:: INSTRUCTIONS TO FOLLOW ::
Only an exact, line-for-line copy of the data will serve as the answer.

Source records
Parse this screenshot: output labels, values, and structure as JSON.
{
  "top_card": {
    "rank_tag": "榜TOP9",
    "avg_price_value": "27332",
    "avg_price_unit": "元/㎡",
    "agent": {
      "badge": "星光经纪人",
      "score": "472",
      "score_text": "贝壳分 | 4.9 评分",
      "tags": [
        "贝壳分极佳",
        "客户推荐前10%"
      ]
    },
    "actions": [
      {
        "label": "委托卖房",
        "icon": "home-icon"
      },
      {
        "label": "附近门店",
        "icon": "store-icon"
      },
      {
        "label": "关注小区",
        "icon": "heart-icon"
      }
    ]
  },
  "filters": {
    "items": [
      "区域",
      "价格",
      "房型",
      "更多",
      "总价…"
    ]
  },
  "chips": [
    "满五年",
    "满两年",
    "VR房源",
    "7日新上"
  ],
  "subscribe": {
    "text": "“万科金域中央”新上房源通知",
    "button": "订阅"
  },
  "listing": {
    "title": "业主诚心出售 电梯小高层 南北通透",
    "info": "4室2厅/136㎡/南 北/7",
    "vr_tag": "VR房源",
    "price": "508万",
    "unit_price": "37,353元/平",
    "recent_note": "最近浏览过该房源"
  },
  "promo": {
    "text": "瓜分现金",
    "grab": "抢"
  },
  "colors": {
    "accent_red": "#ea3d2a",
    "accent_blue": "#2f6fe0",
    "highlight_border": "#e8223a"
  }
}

:: ANSWER AREA ::
Parse this screenshot: output labels, values, and structure as JSON.
{
  "top_card": {
    "rank_tag": "榜TOP9",
    "avg_price_value": "27332",
    "avg_price_unit": "元/㎡",
    "agent": {
      "badge": "星光经纪人",
      "score": "472",
      "score_text": "贝壳分 | 4.9 评分",
      "tags": [
        "贝壳分极佳",
        "客户推荐前10%"
      ]
    },
    "actions": [
      {
        "label": "委托卖房",
        "icon": "home-icon"
      },
      {
        "label": "附近门店",
        "icon": "store-icon"
      },
      {
        "label": "关注小区",
        "icon": "heart-icon"
      }
    ]
  },
  "filters": {
    "items": [
      "区域",
      "价格",
      "房型",
      "更多",
      "总价…"
    ]
  },
  "chips": [
    "满五年",
    "满两年",
    "VR房源",
    "7日新上"
  ],
  "subscribe": {
    "text": "“万科金域中央”新上房源通知",
    "button": "订阅"
  },
  "listing": {
    "title": "业主诚心出售 电梯小高层 南北通透",
    "info": "4室2厅/136㎡/南 北/7",
    "vr_tag": "VR房源",
    "price": "508万",
    "unit_price": "37,353元/平",
    "recent_note": "最近浏览过该房源"
  },
  "promo": {
    "text": "瓜分现金",
    "grab": "抢"
  },
  "colors": {
    "accent_red": "#ea3d2a",
    "accent_blue": "#2f6fe0",
    "highlight_border": "#e8223a"
  }
}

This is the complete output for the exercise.